*** Opening Data section ***

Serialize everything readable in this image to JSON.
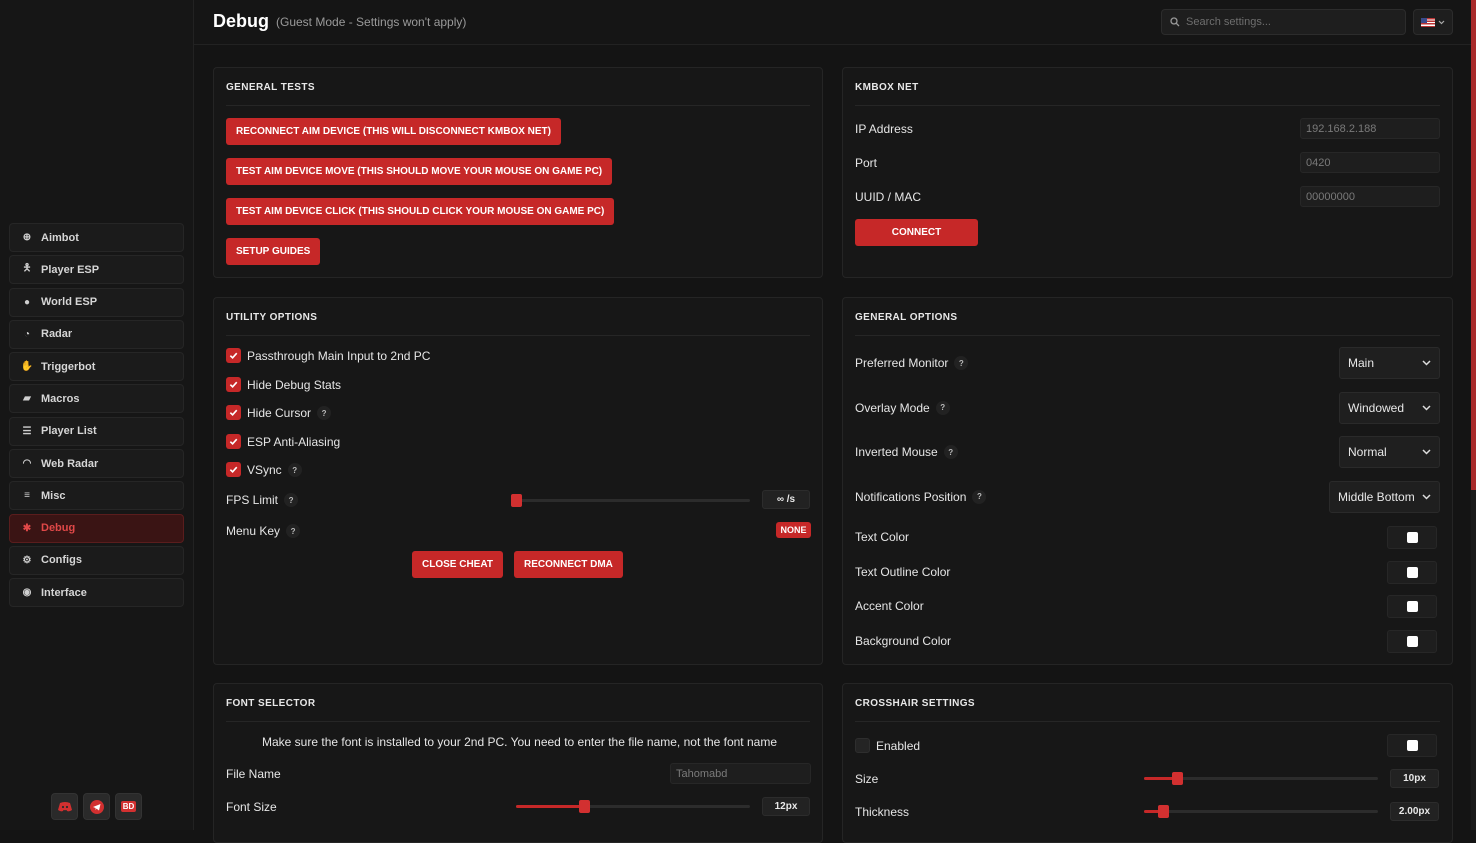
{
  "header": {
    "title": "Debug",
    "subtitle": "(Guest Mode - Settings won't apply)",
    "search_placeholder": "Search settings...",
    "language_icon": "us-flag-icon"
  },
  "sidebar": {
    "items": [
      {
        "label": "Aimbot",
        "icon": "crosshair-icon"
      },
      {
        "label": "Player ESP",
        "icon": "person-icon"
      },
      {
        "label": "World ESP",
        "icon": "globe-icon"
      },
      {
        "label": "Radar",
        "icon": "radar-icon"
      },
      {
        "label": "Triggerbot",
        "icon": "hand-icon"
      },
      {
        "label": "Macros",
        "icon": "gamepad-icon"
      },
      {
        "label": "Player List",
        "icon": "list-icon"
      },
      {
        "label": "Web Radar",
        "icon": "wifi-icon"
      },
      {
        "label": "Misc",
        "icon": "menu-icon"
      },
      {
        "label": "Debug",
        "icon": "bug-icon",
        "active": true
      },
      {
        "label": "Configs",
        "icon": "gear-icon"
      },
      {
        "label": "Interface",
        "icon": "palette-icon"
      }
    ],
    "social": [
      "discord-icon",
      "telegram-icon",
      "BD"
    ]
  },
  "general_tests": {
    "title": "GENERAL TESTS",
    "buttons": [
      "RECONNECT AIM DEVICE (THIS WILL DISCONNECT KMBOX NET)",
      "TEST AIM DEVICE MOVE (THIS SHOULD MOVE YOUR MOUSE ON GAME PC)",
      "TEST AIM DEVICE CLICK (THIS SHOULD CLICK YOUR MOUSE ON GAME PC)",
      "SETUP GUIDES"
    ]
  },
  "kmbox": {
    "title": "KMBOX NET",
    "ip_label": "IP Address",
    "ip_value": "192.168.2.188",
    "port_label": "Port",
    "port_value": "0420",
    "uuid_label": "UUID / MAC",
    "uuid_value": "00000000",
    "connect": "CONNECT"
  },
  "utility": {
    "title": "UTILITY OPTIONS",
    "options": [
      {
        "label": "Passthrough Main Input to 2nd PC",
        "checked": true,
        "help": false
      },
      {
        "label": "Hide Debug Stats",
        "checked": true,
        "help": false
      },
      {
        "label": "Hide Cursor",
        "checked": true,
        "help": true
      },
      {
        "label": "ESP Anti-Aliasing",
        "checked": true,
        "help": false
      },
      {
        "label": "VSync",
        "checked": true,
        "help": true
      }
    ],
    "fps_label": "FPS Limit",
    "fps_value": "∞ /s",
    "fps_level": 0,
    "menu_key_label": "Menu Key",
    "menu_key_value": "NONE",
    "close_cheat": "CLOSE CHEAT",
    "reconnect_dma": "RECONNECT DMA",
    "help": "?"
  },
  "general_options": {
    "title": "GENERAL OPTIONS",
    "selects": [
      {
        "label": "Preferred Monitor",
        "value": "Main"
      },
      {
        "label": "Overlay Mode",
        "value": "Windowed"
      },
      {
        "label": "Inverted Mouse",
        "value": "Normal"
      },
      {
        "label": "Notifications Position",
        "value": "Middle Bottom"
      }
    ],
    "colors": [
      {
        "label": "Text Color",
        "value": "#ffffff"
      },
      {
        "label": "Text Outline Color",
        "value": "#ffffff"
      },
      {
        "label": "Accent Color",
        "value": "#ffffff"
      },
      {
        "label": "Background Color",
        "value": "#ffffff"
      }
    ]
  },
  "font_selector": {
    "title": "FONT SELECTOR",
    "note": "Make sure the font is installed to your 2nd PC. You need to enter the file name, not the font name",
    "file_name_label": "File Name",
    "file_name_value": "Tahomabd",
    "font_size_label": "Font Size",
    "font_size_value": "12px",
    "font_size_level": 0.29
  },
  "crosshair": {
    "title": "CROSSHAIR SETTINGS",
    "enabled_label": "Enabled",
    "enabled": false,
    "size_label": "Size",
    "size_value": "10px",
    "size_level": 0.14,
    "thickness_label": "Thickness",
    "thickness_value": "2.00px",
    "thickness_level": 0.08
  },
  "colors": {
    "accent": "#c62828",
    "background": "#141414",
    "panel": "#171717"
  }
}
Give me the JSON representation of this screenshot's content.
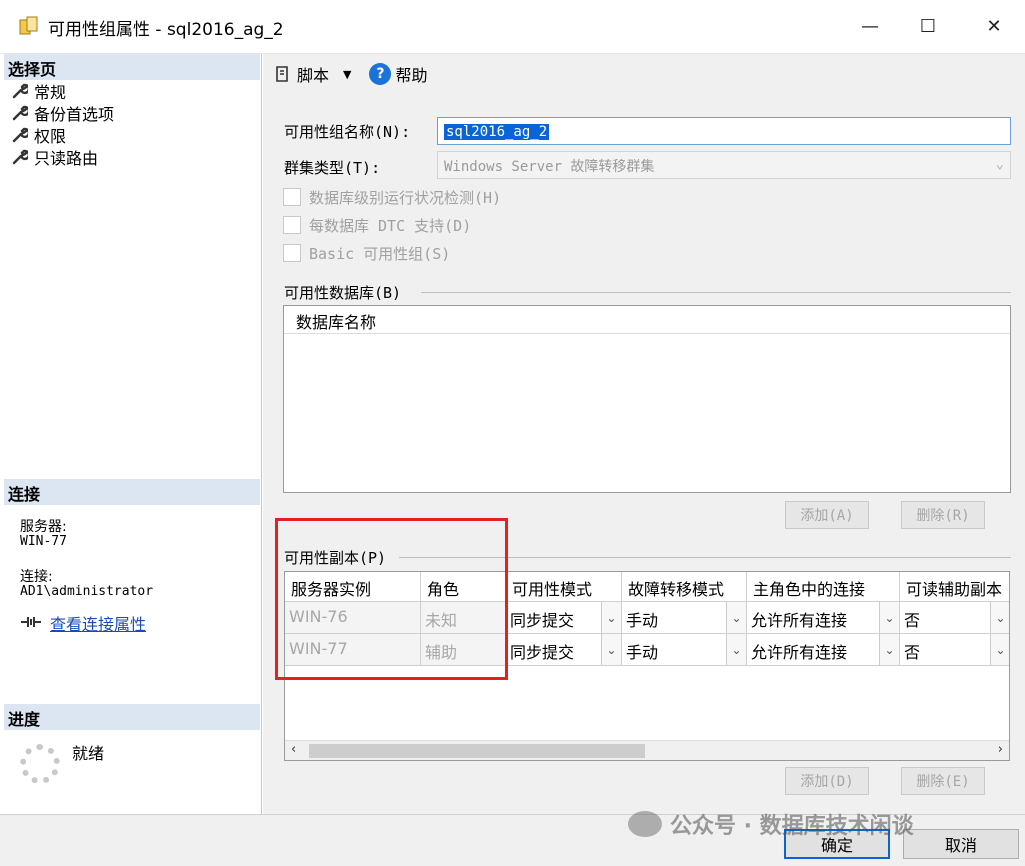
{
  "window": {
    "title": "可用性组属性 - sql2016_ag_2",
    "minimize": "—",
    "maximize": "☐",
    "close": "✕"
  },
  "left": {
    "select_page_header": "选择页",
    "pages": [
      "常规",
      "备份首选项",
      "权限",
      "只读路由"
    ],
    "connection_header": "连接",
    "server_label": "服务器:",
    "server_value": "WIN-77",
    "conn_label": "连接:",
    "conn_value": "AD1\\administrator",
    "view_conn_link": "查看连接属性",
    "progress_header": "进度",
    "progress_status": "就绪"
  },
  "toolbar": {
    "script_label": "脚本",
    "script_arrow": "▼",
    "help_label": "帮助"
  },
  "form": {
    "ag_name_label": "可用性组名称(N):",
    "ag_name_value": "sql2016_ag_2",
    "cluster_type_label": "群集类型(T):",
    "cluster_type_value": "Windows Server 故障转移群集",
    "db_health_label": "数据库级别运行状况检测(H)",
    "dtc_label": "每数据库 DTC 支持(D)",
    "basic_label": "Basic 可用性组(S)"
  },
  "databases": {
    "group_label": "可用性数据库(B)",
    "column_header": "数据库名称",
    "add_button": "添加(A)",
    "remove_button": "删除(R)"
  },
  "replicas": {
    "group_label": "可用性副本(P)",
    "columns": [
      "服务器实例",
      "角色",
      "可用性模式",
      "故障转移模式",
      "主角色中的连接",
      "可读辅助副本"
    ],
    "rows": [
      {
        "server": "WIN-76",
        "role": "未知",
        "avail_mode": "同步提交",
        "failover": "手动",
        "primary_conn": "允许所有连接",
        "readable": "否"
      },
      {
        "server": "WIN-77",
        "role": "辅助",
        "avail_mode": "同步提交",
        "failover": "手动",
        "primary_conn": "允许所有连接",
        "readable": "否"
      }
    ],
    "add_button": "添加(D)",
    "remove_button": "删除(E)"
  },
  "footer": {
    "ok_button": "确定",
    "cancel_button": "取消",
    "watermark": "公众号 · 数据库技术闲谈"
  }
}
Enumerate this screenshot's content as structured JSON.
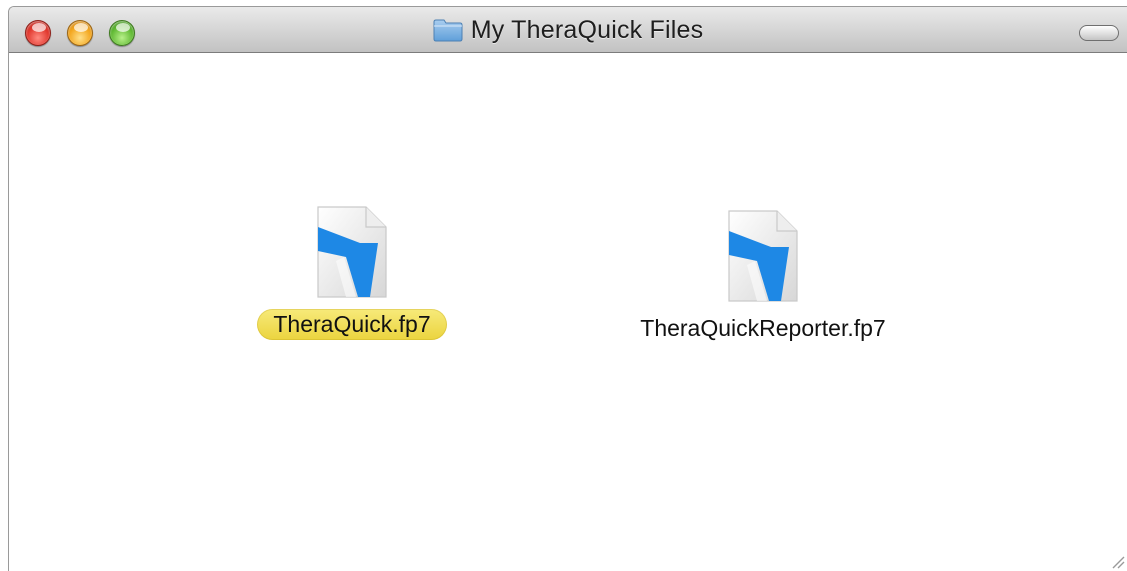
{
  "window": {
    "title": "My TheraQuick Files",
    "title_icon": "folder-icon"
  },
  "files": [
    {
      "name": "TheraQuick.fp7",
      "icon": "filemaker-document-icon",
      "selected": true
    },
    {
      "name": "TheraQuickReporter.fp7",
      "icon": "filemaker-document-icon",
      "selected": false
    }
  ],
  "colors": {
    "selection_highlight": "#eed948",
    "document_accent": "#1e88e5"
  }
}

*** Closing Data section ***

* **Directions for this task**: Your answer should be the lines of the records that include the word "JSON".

* **Output below**:
Serialize everything readable in this image to JSON.
Give me the JSON representation of this screenshot's content.
Enumerate this screenshot's content as structured JSON.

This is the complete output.